Glenfinnan Viaduct is a railway viaduct on the West Highland Line. Located at the top of Loch Shiel in the West Highlands, the viaduct overlooks the Glenfinnan Monument and the waters of Loch Shiel.

The West Highland Railway was built to Fort William by Lucas and Aird, but there were delays with the West Highland Railway Mallaig Extension (Guarantee) bill for the Mallaig Extension Railway in the House of Commons as the Tory and Liberal parties fought over the issue of subsidies for public transport. This Act did pass in 1896, by which time Lucas & Aird (and their workers) had moved south. New contractors were needed and Robert McAlpine & Sons were taken on with Simpson & Wilson as engineers. Robert McAlpine & Sons was headed by Robert McAlpine, nicknamed 'Concrete Bob' for his innovative use of mass concrete. Concrete was used due to the difficulty of working the hard schist in the area. McAlpine's son Robert, then aged 28, and his nephew William Waddell, took charge of construction, with his younger son Malcolm appointed as assistant.

Construction of the extension from Fort William to Mallaig began in January 1897, and the line opened on 1 April 1901. The Glenfinnan Viaduct, however, was complete enough by October 1898 to be used to transport materials across the valley.

Glenfinnan Viaduct has been used as a location in several films and television series, including Ring of Bright Water, Charlotte Gray, Monarch of the Glen, Stone of Destiny, German Charlie und Louise, and four films of the Harry Potter film series.



    Your name


    Founded: 1897-1901


    4.7/5 (based on Google user reviews)

    User Reviews

    Tom Veitch (11 months ago)
    Recommend not to view a train passing from the viewing point by visitor centre.
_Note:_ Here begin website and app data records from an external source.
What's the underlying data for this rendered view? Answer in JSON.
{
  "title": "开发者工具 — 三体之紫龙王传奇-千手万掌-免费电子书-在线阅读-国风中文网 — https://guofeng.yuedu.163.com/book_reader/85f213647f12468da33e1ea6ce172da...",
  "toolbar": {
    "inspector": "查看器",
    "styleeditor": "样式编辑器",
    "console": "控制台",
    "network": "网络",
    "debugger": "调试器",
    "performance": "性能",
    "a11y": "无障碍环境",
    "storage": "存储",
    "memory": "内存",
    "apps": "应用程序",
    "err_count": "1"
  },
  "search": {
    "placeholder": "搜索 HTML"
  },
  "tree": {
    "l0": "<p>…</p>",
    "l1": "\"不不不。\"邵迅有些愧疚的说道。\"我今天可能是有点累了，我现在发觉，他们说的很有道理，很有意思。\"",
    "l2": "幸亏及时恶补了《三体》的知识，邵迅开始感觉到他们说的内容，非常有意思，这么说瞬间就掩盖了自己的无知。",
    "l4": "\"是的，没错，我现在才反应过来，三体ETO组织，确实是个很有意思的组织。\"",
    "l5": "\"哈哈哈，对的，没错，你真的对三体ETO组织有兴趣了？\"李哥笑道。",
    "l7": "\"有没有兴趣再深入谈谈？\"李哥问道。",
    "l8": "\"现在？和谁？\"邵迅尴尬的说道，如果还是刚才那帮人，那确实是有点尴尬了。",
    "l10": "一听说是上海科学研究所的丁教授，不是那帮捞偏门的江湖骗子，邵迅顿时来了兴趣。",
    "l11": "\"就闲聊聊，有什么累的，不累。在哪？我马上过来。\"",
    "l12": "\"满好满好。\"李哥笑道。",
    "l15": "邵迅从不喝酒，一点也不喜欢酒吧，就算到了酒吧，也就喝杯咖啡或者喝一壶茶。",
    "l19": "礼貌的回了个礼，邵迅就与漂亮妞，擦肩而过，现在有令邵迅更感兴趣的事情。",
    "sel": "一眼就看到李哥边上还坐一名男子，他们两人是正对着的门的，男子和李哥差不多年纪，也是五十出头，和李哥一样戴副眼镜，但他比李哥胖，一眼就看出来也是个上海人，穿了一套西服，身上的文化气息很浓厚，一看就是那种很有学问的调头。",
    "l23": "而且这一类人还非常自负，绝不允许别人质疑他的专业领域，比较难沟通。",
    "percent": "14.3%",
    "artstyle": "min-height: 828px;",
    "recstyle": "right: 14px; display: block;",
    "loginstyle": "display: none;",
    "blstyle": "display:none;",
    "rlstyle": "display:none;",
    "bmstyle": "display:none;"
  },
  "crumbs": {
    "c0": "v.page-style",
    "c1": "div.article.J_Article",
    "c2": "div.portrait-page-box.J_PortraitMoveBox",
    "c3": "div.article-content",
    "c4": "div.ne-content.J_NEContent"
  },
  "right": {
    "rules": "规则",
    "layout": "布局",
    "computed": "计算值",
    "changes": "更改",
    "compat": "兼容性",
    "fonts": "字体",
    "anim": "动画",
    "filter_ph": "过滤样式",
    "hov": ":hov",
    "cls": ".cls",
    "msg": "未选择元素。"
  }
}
You are just so far away and can't appreciate the curve of the Viaduct. Recommend to walk much closer. There are so many great spots.
    Maria Kajda (12 months ago)
    As a Harry Potter lover I really enjoyed coming here, walking up the paths and hiking up the hill above the viaduct to watch the trains passing over. Great scenery, car parking close by and a chance to stretch your legs. The paths and walk up the hill are easy and accessible for most.
    Alex I (12 months ago)
    Magical but not that magical. You need to have some spare hours to walk around the footpaths to get the best views and take great pictures. The most magical is when the steam engine passes through. So you also need to check the times of that. Otherwise it is just a normal viaduct, yes full of history. When I was there the car park was full, o place to park and it was very busy.
    Gayle MacLeay (12 months ago)
    Glenfinnan is absolutely stunning, managed to catch the Jacobite going over the viaduct which made my day! It does get very busy and there isn't much parking so visitors should arrive in plenty of time to find a spot. The gift shop is also nice.
    Denise Speirs (14 months ago)
    Amazing place to visit. You must walk round the full trial, the views are spectacular. Not too tough and about 2 miles total. The cafe is amazing, THE BEST CHIPS! Portions are big and the food is very tasty. Staff extremely friendly in the busy summer months. Brilliant place.
    Powered by Google

    Featured Historic Landmarks, Sites & Buildings

    Historic Site of the week

    Petersberg Citadel

    The Petersberg Citadel is one of the largest extant early-modern citadels in Europe and covers the whole north-western part of the Erfurt city centre. It was built after 1665 on Petersberg hill and was in military use until 1963. It dates from a time when Erfurt was ruled by the Electors of Mainz and is a unique example of the European style of fortress construction. Beneath the citadel is an underground maze of passageways that can be visited on guided tours organised by Erfurt Tourist Office.

    The citadel was originally built on the site of a medieval Benedictine Monastery and the earliest parts of the complex date from the 12th century. Erfurt has also been ruled by Sweden, Prussia, Napoleon, the German Empire, the Nazis, and post-World War II Soviet occupying forces, and it was part of the German Democratic Republic (East Germany). All of these regimes used Petersberg Citadel and had an influence on its development. The baroque fortress was in military use until 1963. Since German reunification in 1990, the citadel has undergone significant restoration and it is now open to the public as a historic site.